#### PROBLEM TO WORK ON
Search the data for the word "this" and copy out every line that has it.

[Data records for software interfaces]

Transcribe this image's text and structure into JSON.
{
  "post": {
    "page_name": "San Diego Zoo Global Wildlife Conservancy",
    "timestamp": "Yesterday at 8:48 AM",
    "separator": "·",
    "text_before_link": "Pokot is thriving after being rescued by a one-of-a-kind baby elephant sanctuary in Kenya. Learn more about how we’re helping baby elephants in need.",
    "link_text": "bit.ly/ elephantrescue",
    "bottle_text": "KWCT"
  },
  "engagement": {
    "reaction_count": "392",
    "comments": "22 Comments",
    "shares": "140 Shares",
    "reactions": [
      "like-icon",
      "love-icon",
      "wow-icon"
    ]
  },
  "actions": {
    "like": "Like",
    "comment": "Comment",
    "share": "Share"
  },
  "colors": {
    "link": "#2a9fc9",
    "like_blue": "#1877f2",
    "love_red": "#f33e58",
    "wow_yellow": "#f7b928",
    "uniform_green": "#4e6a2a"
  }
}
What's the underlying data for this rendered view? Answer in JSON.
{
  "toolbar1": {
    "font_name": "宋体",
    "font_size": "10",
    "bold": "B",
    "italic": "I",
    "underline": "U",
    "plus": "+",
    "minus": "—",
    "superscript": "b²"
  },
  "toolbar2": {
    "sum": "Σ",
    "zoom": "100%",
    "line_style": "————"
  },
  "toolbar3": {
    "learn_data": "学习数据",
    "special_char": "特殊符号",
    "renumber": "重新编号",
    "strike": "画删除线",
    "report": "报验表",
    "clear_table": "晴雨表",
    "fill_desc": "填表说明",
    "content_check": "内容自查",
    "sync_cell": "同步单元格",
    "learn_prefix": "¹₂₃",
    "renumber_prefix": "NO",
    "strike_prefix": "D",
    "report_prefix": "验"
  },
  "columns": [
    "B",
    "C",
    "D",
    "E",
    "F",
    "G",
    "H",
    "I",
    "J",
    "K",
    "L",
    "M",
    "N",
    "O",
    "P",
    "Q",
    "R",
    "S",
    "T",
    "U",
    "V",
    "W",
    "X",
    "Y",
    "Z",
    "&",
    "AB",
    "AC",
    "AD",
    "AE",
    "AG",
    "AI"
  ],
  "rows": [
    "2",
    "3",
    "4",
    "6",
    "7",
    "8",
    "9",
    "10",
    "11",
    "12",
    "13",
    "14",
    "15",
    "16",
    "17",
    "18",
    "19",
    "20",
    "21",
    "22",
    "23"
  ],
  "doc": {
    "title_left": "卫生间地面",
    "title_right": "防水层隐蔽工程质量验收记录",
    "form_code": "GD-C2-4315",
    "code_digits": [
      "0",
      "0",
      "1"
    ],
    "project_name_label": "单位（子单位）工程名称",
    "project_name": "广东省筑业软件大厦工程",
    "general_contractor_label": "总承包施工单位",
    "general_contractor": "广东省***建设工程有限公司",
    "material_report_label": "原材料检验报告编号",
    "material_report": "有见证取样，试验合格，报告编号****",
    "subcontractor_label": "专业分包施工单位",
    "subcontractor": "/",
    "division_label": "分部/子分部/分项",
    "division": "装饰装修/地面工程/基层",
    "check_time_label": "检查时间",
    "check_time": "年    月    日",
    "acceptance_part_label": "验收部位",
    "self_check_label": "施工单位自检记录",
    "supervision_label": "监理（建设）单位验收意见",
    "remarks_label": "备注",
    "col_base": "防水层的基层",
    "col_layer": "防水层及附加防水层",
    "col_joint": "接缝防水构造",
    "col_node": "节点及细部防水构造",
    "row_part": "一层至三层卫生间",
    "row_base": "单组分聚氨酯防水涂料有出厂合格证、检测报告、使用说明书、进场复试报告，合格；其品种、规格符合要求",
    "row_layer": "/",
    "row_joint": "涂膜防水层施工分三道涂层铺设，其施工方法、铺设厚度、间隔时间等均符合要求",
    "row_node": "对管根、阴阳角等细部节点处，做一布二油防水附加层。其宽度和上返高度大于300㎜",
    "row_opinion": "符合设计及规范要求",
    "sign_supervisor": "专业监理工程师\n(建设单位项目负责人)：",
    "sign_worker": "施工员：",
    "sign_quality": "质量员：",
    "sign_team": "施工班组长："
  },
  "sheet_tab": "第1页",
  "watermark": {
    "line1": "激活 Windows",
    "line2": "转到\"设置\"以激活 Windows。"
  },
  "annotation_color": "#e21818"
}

#### PROBLEM SOLUTION
Transcribe this image's text and structure into JSON.
What's the underlying data for this rendered view? Answer in JSON.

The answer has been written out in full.